    1. Pingback: Biocultural Science and Management » Blog Archive » How to Buy Genuine American Indian Arts and Crafts

    2. Bethlehem Digital History Project http://bdhp.moravian.edu/home/home.html

      In the minds of some, the mere mention of the city of Bethlehem conjures up images of an industrial landscape complete with massive steel mills. These days the city has been greatly transformed, and before the period of heavy industrialization in the late 19th century, the city was quite different.

      With funds (and active participation) from a host of organizations, the Bethlehem Digital History Project brings together digitized primary source materials, translations, and transcriptions that relate the story of the city during the years 1741 to 1844. After reading a bit about the actual project mission, visitors should read the brief essay, “Bethlehem, Pennsylvania 1741-1844”, as it offers information about the Moravians who founded the city and their influence on the city’s growth and development.

      There are some terrific historical materials here, all of which are neatly organized into topical areas such as education, land, community records, art, and music. The personal papers area is rather moving, as it contains first-hand accounts by early settlers that document their religious experiences, encounters with Native Americans, and various tribulations.
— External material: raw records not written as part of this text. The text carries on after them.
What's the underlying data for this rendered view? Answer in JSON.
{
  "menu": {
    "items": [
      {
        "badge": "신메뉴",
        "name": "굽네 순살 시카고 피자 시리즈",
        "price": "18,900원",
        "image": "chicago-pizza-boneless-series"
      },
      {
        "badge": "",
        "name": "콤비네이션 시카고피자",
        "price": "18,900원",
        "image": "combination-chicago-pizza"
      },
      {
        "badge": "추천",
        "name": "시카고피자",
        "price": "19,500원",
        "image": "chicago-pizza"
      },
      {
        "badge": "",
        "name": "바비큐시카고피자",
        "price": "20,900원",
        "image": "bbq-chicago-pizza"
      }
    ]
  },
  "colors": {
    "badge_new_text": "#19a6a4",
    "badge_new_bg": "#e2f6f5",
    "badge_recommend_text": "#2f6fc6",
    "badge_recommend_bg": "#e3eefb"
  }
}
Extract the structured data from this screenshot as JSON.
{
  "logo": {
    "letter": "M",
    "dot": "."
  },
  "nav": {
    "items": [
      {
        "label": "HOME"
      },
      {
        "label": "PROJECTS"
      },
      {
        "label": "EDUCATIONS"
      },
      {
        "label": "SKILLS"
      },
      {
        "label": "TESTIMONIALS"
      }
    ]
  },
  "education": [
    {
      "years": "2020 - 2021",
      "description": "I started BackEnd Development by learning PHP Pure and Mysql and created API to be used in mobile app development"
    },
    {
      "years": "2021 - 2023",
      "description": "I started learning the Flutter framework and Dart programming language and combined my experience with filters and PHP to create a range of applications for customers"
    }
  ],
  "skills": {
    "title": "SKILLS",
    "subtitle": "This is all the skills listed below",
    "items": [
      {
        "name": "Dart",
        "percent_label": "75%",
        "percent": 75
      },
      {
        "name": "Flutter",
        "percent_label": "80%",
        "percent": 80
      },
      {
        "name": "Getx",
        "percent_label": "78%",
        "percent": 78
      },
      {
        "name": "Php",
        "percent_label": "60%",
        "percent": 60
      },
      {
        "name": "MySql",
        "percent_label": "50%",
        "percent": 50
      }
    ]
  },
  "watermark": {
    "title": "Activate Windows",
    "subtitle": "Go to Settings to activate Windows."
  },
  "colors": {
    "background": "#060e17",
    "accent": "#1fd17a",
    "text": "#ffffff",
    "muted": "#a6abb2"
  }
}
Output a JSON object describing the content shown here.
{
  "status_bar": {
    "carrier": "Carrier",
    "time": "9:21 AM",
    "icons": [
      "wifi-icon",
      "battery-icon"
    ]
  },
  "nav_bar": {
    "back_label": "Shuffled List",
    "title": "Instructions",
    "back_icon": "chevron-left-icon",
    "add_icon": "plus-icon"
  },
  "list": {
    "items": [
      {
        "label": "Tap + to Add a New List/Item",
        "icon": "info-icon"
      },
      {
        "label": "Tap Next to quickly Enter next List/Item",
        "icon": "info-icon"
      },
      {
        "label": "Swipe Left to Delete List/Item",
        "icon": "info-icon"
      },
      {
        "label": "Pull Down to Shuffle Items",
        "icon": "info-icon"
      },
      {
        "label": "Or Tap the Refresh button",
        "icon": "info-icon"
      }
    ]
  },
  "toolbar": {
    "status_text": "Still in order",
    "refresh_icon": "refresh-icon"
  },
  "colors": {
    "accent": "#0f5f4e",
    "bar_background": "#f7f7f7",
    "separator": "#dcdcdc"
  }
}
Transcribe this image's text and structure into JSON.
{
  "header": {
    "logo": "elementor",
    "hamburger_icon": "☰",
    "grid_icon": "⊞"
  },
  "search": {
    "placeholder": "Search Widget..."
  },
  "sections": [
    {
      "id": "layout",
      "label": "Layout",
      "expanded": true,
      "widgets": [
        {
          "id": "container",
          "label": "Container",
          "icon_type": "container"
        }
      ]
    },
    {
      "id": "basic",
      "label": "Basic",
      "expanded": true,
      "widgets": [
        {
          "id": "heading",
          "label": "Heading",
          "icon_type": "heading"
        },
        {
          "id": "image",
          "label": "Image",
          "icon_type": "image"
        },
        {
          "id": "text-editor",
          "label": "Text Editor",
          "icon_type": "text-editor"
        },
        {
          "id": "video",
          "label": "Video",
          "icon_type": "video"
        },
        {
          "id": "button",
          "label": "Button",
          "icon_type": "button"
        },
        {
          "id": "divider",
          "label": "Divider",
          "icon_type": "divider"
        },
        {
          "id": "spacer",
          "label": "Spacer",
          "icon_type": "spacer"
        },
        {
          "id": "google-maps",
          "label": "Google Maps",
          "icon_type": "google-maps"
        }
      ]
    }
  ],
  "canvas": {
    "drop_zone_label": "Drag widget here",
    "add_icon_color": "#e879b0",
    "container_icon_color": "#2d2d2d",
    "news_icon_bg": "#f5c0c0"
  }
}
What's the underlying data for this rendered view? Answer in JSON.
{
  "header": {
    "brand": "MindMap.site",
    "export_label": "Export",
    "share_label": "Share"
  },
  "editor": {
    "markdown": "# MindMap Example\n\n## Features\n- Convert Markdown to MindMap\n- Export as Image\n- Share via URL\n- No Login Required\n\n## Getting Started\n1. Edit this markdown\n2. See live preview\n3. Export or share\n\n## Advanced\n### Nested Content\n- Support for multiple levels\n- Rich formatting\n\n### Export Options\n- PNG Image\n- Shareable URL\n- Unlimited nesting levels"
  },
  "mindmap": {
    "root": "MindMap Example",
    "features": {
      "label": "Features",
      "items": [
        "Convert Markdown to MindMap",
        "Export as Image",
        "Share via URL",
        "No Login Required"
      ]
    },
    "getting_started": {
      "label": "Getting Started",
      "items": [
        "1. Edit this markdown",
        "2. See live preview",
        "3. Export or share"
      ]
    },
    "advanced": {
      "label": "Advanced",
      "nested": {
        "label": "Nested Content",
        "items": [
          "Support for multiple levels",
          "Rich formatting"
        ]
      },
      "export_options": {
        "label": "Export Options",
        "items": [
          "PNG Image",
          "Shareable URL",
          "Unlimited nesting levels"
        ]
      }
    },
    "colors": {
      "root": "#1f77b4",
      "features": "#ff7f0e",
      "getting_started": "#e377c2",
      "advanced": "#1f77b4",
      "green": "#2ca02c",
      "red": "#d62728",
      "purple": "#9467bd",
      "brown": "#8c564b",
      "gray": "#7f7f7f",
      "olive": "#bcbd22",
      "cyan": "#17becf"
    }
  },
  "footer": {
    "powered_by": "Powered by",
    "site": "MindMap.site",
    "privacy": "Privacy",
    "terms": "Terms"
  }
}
Finally, the “Scholar’s Corner” provides a few extra items for those who can read German script, as these diaries, death records, and speeches are only available in that form. [KMG]

      From The Scout Report, Copyright Internet Scout Project 1994-2006. http://scout.wisc.edu/

    3. Pingback: Update on the Old Testament (Yup’ik Old Testament Translation Project) « Biocultural Science & Management